[Data records for software interfaces]
---------------

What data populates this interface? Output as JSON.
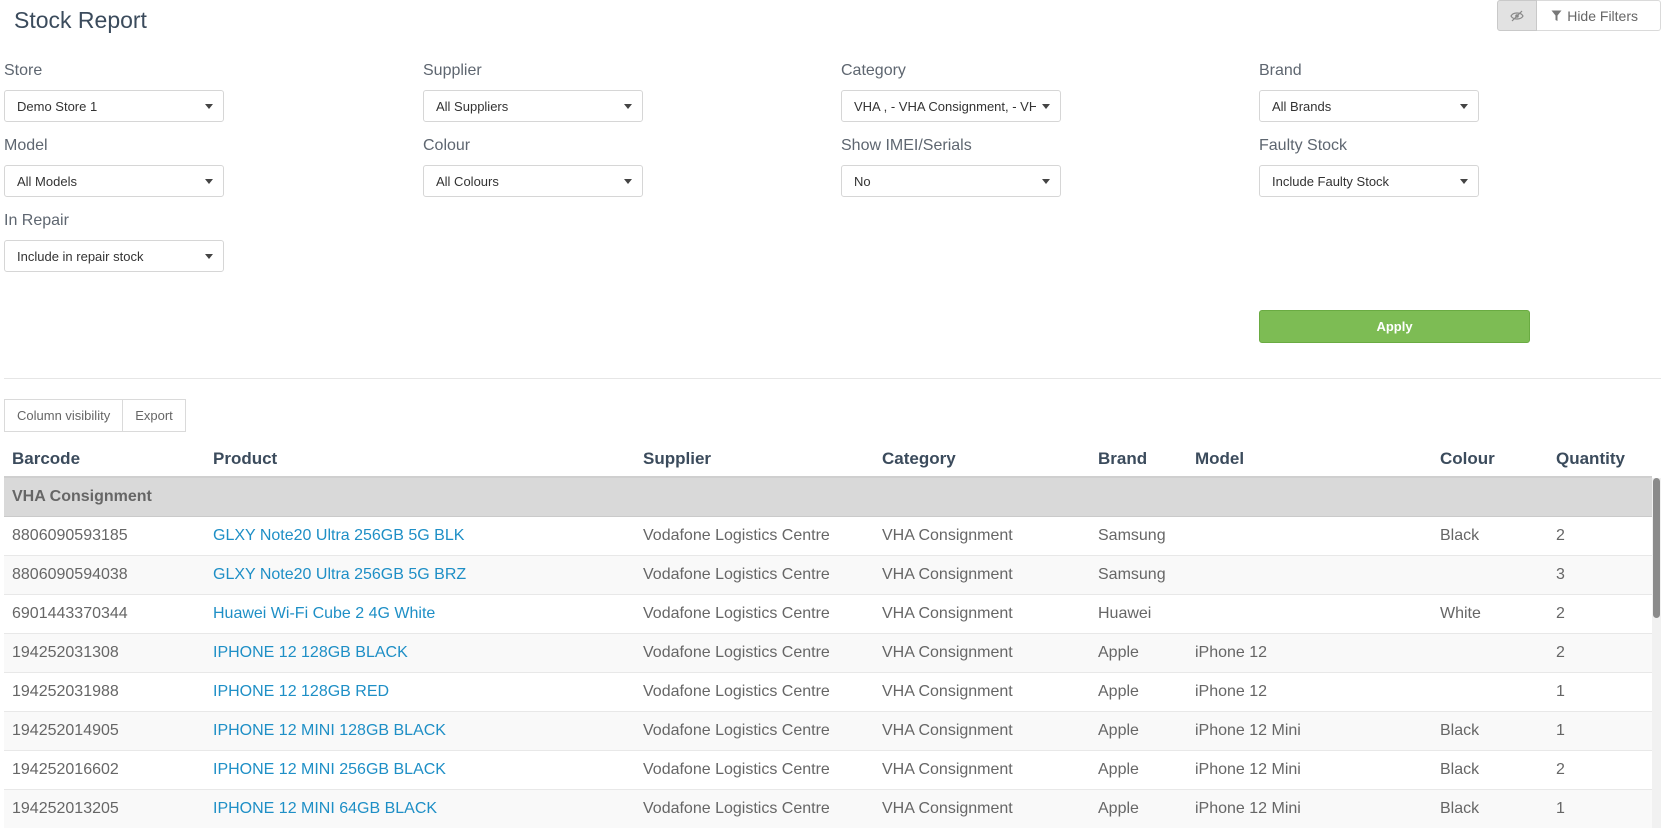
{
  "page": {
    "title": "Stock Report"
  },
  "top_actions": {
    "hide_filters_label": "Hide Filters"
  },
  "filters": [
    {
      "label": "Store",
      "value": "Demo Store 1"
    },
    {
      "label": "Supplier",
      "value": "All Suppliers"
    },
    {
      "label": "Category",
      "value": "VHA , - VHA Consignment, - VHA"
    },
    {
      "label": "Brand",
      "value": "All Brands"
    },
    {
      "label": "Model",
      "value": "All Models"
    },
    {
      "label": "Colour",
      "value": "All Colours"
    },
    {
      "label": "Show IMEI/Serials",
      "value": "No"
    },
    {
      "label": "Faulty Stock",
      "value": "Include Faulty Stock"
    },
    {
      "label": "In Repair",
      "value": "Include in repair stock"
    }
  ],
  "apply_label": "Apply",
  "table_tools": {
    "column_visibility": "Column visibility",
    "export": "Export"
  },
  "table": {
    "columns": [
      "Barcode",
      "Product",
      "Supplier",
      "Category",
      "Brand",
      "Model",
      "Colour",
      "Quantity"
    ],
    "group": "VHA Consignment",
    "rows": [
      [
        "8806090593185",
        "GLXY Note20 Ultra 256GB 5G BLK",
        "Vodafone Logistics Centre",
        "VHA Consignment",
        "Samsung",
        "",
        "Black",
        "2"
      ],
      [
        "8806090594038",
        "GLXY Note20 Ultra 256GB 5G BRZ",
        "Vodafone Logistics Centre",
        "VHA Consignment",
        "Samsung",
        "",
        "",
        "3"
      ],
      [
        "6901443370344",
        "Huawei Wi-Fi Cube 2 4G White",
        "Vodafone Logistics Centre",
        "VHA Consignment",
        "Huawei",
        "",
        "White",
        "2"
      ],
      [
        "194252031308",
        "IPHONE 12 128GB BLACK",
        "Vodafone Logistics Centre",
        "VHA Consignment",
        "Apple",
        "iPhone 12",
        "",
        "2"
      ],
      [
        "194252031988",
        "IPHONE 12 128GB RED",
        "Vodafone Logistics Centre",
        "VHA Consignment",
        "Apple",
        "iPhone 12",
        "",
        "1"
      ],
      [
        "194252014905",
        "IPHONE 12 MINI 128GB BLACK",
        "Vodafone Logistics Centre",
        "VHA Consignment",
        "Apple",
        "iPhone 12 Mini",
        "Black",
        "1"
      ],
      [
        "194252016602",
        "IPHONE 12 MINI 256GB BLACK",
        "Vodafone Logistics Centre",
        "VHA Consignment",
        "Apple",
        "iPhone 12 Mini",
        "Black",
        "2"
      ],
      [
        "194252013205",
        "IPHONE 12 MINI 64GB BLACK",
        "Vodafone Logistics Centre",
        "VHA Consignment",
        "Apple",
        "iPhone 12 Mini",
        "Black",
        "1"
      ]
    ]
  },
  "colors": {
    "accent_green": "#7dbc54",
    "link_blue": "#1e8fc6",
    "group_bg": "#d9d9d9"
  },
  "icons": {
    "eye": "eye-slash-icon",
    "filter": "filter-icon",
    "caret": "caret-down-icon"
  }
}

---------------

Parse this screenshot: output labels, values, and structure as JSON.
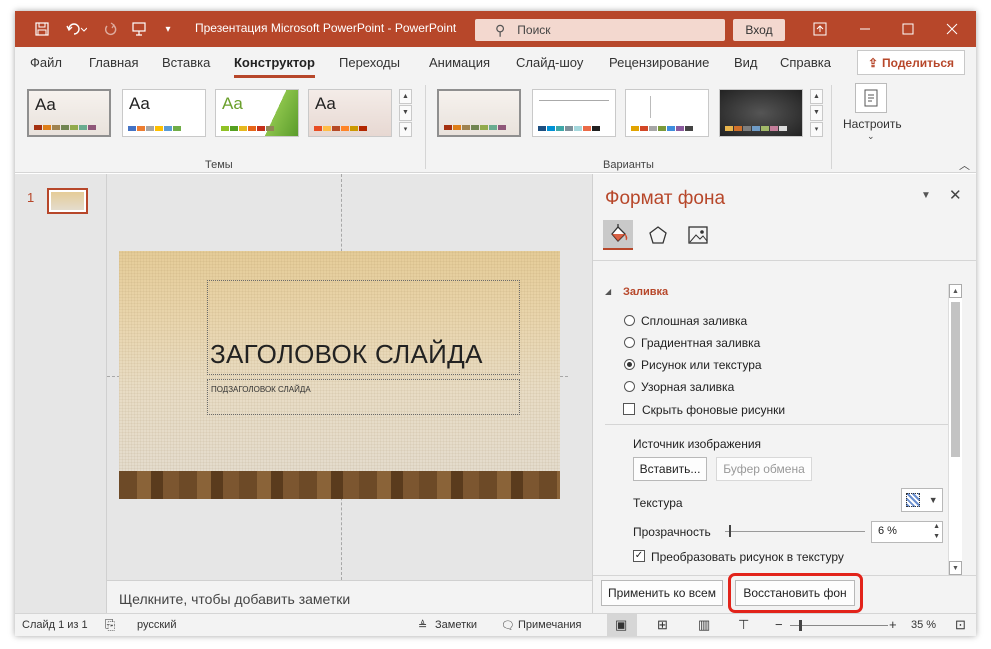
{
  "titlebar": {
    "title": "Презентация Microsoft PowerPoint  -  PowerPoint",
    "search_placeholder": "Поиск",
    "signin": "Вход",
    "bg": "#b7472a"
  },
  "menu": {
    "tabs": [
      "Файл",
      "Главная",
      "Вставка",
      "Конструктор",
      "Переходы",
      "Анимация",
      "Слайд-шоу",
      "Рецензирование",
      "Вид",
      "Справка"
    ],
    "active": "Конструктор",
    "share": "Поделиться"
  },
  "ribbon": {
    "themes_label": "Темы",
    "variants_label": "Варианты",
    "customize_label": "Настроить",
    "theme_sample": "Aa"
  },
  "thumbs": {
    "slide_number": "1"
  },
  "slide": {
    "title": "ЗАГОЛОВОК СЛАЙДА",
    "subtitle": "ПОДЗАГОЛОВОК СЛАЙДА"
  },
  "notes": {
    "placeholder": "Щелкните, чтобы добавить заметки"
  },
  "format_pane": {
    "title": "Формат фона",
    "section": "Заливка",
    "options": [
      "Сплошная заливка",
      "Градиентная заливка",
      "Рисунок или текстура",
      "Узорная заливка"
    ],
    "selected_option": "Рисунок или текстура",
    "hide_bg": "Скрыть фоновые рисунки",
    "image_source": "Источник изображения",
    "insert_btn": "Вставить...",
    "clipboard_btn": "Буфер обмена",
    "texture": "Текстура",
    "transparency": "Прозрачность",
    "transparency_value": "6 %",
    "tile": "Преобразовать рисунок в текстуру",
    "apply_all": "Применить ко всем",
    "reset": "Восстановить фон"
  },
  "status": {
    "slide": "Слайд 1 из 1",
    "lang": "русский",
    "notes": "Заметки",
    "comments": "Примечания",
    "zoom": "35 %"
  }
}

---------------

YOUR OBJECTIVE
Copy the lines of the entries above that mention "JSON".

RESULT OF THE TASK
What data populates this interface? Output as JSON.
Parse this screenshot: output labels, values, and structure as JSON.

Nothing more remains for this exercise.